- Radiographic studies – Some radiologic scans may also be conducted during the evaluation. These include CT and MRI scans, both of which are significantly helpful in assessing the condition of the cochlea.
- Psychosocial evaluation – The last and final step in the evaluation is the psychosocial aspect, which checks whether the patient is psychologically prepared to undergo a cochlear implantation procedure. This evaluation is performed by psychologists.
Of these five steps, the most important is the audiological evaluation, which may involve several hearing tests, such as:
- Complete neuro-otologic exam
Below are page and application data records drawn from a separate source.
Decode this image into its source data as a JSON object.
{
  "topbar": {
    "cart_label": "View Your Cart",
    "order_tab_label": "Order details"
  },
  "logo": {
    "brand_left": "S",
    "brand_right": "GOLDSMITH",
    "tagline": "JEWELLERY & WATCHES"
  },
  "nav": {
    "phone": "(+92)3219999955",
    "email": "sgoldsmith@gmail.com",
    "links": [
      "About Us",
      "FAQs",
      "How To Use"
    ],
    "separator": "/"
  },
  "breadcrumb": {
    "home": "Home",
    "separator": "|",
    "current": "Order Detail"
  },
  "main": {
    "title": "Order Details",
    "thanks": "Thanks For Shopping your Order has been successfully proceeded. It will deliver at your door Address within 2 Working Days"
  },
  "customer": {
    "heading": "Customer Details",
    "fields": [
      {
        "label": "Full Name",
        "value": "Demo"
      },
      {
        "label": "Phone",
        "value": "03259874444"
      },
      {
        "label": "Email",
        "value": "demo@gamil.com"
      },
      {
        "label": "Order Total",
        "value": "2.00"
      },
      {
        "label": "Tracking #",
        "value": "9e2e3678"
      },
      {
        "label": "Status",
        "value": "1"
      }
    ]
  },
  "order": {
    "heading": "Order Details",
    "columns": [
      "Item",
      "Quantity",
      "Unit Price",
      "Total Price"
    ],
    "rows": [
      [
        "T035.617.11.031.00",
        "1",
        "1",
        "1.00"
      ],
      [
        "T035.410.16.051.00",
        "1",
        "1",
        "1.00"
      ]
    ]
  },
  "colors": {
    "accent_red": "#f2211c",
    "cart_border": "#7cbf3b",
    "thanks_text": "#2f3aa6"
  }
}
- Otolaryngologic examination
- Pure tone audiometry
- Auditory brainstem response (ABR) testing
- Otoacoustic emission (OAE) testing
Before the visit ends, the doctor will also briefly discuss the long-term implications of having cochlear implants placed, such as the need for long-term follow-ups, which the patient should be willing to commit to. He will then end the discussion by giving his recommendations as to whether cochlear implantation is an appropriate choice.
If the patient is cleared for the procedure and consents to it, he may begin choosing his preferred type of cochlear implant device, the differences of which will be explained to him, so he can proceed with the procedure.
Possible risks and complications
An evaluation for cochlear implants ensures that the said device is indeed the best treatment option for the patient and that it is implanted safely with the least amount of risk. Cochlear implantation is a complex surgical procedure that comes with certain risks, such as:
- Increased susceptibility for pneumococcal meningitis, which can easily be resolved with a pneumococcal vaccine after the evaluation
- Allergic reaction to anesthetics, which is why most patients also have to schedule an appointment with their anesthesiologist before the implantation
Given these possible risks and complications, a thorough evaluation of the patient's suitability for the procedure needs to be conducted for his best interests.
Limb CJ, Francis HW, Niparko JK. Cochlear implantation. In: Flint PW, Haughey BH, Lund LJ, et al, eds. Cummings Otolaryngology: Head & Neck Surgery. 6th ed. Philadelphia, PA: Elsevier Mosby; 2015:chap 160.
Sparreboom M, van Schoonhoven J, van Zanten BG, et al. The effectiveness of bilateral cochlear implants for severe-to-profound deafness in children: a systematic review. Otol Neurotol. 2010 Sep;31(7):1062-71. PMID: 20601922. www.ncbi.nlm.nih.gov/pubmed/20601922.